Baseline Weekly - Sanctified Imagination

During this shelter-in-place mandate, our family has missed some significant “in-person” events: my father-in-law’s 100th birthday celebration in April and our youngest son’s doctoral graduation in May. Many of you have had to change or postpone graduation parties, weddings, even memorial services. The isolation has been difficult and enduring, and yet I also think of those among us who have suffered under even more trying physical and financial circumstances during this period.

One of the meaningful outcomes of the last several months for Mark and me has been weekly Zoom meetings with our four adult children and two grandchildren. I am not sure we would have imagined these kinds of online check-ins had the pandemic not shut down in-person visits. Since we started in March, we have created virtual birthday parties by wearing silly hats and singing happy birthday while the birthday person blows out a candle on screen. Last week was no different as we celebrated our daughter-in-law’s 27th birthday with ice cream and waffles.

As we waited for everyone to join the call, I was having a conversation with three-year-old Violet. I asked her what has been going on in her imagination lately (She has a very vivid one). With a pause and very furrowed brow, she leaned toward the screen and responded, “Nana, my imagination is broken.”

Of course, that “out-of-the-mouths-of-babes” comment was hilarious and endearing to me. But I have found myself echoing that same type of complaint to God lately: “Lord, my imagination is broken. I can’t envision Your new normal for me or for us.” So I have spent time in Psalms of lament. It is the season we all find ourselves in, one way or another. Whether it is the devastating consequences of a worldwide pandemic or the ongoing consequences of centuries-old racial injustices, we are confronted with the present state of our souls in the Psalms of lament. There are 50 of them, and that could keep us busy for a while this summer. Now, before you decide you are done reading this because, well, you’re sick of hearing people complain, let me share something I’m learning. Laments have a progression that goes beyond complaining and includes these four elements: TURN, COMPLAIN, ASK, and TRUST.

For instance, Psalm 57 (in the Message):

TURN: Be good to me, God—and now! I’ve run to you for dear life. I’m hiding out under your wings until the hurricane blows over. I call out to High God, the God who holds me together. He sends orders from heaven and saves me, he humiliates those who kick me around. God delivers generous love, he makes good on his word. (vv. 1-3)

COMPLAIN: I find myself in a pride of lions who are wild for a taste of human flesh; their teeth are lances and arrows; their tongues are sharp daggers. (v. 4)

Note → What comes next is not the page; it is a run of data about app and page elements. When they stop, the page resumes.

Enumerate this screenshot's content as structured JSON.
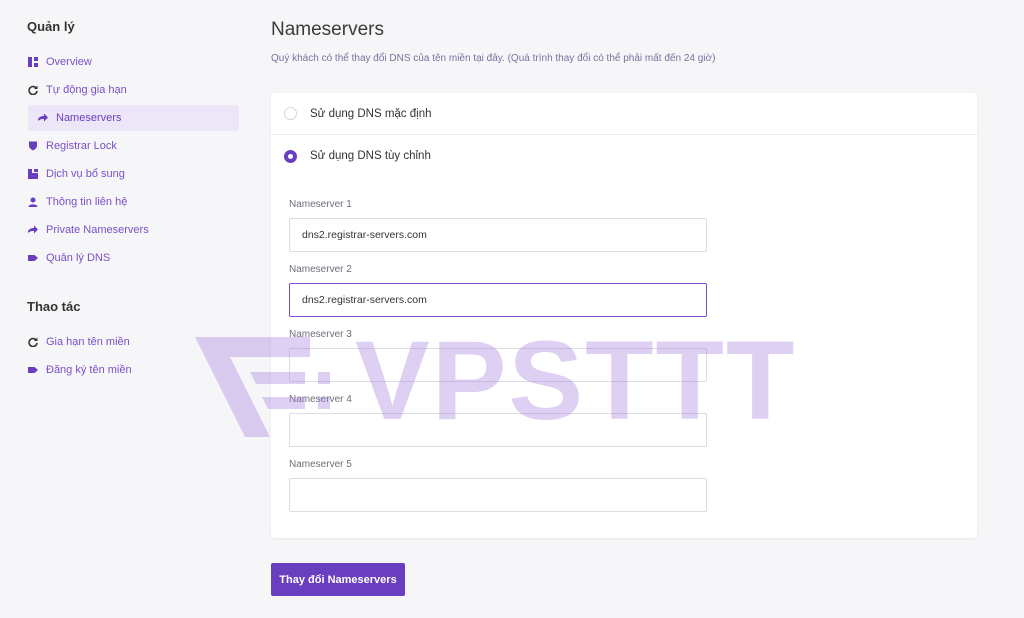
{
  "sidebar": {
    "manage_title": "Quản lý",
    "manage_items": [
      {
        "label": "Overview",
        "icon": "grid-icon"
      },
      {
        "label": "Tự động gia hạn",
        "icon": "refresh-icon"
      },
      {
        "label": "Nameservers",
        "icon": "arrow-right-icon"
      },
      {
        "label": "Registrar Lock",
        "icon": "shield-icon"
      },
      {
        "label": "Dịch vụ bổ sung",
        "icon": "addon-icon"
      },
      {
        "label": "Thông tin liên hệ",
        "icon": "user-icon"
      },
      {
        "label": "Private Nameservers",
        "icon": "arrow-right-icon"
      },
      {
        "label": "Quản lý DNS",
        "icon": "tag-icon"
      }
    ],
    "actions_title": "Thao tác",
    "action_items": [
      {
        "label": "Gia hạn tên miền",
        "icon": "refresh-icon"
      },
      {
        "label": "Đăng ký tên miền",
        "icon": "tag-icon"
      }
    ],
    "active_item": "Nameservers"
  },
  "main": {
    "title": "Nameservers",
    "description": "Quý khách có thể thay đổi DNS của tên miền tại đây. (Quá trình thay đổi có thể phải mất đến 24 giờ)",
    "option_default": "Sử dụng DNS mặc định",
    "option_custom": "Sử dụng DNS tùy chỉnh",
    "selected_option": "custom",
    "nameservers": [
      {
        "label": "Nameserver 1",
        "value": "dns2.registrar-servers.com"
      },
      {
        "label": "Nameserver 2",
        "value": "dns2.registrar-servers.com"
      },
      {
        "label": "Nameserver 3",
        "value": ""
      },
      {
        "label": "Nameserver 4",
        "value": ""
      },
      {
        "label": "Nameserver 5",
        "value": ""
      }
    ],
    "submit_label": "Thay đổi Nameservers"
  },
  "watermark": "VPSTTT",
  "colors": {
    "accent": "#6a3fbf",
    "link": "#7b4fc8",
    "background": "#f6f6f9",
    "active_bg": "#ece6f8"
  }
}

ASK: Soar high in the skies, O God! Cover the whole earth with your glory! They booby-trapped my path; I thought I was dead and done for. They dug a mantrap to catch me and fell in headlong themselves. (vv. 5-6)

TRUST: I’m ready, God, so ready, ready from head to toe, ready to sing, ready to raise a tune: Wake up, soul! Wake up, harp! wake up, lute! Wake up, you sleepyhead sun! I’m thanking you, God, out loud in the streets, singing your praises in town and country. The deeper your love, the higher it goes; every cloud is a flag to your faithfulness. Soar high in the skies, O God! Cover the whole earth with your glory!(vv. 7-11)

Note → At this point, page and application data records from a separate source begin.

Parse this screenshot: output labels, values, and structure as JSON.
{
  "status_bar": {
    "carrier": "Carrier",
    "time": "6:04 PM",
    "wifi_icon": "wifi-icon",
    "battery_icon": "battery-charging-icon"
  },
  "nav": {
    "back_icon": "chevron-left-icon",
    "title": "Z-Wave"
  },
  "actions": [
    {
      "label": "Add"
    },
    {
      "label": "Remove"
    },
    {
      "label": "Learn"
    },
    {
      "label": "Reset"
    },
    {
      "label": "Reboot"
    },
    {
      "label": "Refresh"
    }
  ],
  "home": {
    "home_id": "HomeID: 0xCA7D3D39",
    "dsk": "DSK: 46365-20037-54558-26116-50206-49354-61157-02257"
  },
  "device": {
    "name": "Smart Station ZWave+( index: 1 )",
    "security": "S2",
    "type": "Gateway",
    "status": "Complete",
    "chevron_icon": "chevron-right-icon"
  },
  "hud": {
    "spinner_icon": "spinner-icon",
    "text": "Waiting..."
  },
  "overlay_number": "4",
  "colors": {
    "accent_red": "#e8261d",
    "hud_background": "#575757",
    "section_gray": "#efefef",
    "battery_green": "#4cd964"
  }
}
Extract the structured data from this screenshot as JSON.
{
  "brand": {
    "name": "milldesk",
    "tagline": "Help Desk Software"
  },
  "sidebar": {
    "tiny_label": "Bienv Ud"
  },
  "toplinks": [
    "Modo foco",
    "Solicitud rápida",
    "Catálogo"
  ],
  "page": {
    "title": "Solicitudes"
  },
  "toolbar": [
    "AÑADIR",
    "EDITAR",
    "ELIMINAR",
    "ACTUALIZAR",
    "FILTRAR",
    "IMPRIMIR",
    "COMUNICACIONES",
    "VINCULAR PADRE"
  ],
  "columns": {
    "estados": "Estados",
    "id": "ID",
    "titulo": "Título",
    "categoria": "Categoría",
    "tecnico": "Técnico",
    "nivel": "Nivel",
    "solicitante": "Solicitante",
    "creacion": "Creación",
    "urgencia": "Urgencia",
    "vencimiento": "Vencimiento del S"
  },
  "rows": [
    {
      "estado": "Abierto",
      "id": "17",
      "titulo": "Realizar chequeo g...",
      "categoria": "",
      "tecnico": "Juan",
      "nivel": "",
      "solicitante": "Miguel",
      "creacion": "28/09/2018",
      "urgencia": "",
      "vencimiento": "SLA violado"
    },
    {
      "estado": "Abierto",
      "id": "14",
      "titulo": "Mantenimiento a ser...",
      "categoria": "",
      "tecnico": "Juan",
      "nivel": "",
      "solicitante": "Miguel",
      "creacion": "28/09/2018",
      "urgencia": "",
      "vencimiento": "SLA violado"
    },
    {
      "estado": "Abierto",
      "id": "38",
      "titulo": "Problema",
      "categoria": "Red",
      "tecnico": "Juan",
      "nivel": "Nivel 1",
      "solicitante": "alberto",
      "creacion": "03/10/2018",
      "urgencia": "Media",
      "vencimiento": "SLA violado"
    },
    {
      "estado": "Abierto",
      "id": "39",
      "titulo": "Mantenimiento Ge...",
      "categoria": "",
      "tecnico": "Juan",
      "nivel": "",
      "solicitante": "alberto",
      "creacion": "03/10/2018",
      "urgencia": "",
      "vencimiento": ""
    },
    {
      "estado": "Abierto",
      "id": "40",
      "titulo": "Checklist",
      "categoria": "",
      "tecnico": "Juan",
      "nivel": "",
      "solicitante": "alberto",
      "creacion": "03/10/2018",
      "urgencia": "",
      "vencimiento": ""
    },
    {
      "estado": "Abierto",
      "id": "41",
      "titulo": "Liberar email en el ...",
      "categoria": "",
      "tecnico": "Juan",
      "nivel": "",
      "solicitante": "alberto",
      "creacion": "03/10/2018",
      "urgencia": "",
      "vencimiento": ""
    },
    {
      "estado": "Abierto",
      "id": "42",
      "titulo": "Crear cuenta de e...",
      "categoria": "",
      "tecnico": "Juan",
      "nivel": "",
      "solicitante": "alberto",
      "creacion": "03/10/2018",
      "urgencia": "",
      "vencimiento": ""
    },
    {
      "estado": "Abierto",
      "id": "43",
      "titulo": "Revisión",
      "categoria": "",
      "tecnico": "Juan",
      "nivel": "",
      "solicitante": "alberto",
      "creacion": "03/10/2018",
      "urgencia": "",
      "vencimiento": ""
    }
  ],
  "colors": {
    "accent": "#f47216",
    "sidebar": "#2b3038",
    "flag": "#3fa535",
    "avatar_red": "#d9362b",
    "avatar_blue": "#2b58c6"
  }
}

Prayer is sanctified imagination and the lament we just read is prayer. Every lament leads to hope and trust, but the pathway to get there can be very rough. God gifted David with a vivid imagination as he wrote many of the Psalms in such open, often raw and authentic ways. He also gifted imagination to Eugene Peterson without compromising truth when he translated the Bible into The Message in 1993. Our imaginations are a gift from God.

Lamentations is one long lament from the prophet Jeremiah, and Peterson inserted this commentary at the end of that book:

There’s an end to evil. One can’t hurry healing. In Lamentations, suffering isn’t an ominous disaster to be avoided but a difficult healing operation to be accepted. Disabling sins are dealt with so that God can restore wholeness to our lives. Sorrow and suffering aren’t everlasting. What are everlasting are God’s love and mercy, which come to us new every morning, freshly and faithfully.

I want my life to be restored to wholeness; I want our neighborhoods and communities to be restored to wholeness. How about you? Lament leads to trusting in God’s restoration.

I close by relaying what Violet said to me right after she lamented that her imagination was broken. “My imagination is broken”, she complained, but quickly, without hesitation, she exclaimed, “But my daddy fixed it!”

How is your imagination these days? Are there things God envisions to do in you, perhaps priorities and broken dreams that He wants to fix, in order to shape us to be His best version of ourselves? “It’s been broken, but our Daddy